[[ Exercise data, beginning ]]

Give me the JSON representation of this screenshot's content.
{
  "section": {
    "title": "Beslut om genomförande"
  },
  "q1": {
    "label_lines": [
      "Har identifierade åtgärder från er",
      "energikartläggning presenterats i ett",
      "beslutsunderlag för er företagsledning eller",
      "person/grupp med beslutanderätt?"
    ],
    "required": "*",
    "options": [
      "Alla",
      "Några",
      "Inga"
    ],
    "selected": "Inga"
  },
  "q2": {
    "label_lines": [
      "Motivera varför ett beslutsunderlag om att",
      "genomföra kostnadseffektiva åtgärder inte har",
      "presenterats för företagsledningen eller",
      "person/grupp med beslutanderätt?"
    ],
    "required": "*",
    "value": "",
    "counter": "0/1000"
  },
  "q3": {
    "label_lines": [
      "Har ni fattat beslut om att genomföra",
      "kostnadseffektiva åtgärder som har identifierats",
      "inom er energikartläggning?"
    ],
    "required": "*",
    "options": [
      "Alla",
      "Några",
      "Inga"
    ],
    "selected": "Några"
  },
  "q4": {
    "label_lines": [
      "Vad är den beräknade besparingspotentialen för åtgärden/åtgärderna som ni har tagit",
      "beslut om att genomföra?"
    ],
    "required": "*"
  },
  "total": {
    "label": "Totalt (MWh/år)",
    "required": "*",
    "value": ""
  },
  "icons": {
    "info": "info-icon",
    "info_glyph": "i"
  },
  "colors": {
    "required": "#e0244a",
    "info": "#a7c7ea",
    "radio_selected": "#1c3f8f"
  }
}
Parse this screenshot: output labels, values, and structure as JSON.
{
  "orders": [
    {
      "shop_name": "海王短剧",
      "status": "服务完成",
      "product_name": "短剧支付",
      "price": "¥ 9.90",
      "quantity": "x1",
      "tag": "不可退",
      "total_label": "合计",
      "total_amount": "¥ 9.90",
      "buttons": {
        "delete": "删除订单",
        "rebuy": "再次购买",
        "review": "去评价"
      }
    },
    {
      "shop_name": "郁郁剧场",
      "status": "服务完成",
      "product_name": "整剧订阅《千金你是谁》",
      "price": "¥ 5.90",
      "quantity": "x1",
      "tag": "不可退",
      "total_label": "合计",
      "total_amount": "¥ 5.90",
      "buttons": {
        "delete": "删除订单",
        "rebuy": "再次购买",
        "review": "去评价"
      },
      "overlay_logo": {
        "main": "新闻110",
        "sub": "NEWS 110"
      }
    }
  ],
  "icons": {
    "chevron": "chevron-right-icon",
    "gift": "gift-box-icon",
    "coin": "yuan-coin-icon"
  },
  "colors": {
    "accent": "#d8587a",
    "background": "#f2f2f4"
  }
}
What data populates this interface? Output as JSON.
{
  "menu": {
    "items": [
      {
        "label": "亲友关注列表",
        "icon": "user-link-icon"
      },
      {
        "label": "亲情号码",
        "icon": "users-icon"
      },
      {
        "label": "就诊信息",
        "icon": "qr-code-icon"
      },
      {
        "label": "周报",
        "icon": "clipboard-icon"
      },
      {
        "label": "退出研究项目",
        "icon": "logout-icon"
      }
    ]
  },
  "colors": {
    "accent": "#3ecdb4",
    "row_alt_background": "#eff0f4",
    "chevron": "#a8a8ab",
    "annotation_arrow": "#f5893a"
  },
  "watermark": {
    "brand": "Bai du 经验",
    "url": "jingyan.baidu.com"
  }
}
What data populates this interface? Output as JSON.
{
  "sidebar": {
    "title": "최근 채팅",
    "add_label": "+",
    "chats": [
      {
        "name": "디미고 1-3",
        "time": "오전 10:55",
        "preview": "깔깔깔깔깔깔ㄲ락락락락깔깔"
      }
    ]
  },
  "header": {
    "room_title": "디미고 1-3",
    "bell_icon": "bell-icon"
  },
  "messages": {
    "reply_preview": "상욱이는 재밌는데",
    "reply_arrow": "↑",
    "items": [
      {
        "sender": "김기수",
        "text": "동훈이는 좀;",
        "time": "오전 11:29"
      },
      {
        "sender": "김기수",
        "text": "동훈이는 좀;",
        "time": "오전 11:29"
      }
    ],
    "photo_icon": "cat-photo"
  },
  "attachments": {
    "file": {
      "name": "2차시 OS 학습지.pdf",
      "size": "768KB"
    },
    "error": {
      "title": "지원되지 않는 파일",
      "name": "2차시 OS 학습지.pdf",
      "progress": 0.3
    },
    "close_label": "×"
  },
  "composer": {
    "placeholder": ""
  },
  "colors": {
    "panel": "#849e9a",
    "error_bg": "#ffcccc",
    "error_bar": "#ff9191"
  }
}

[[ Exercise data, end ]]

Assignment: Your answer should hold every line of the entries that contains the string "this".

Exercise result:
Give me the JSON representation of this screenshot's content.
Parse this screenshot: output labels, values, and structure as JSON.
What data populates this interface? Output as JSON.
What data populates this interface? Output as JSON.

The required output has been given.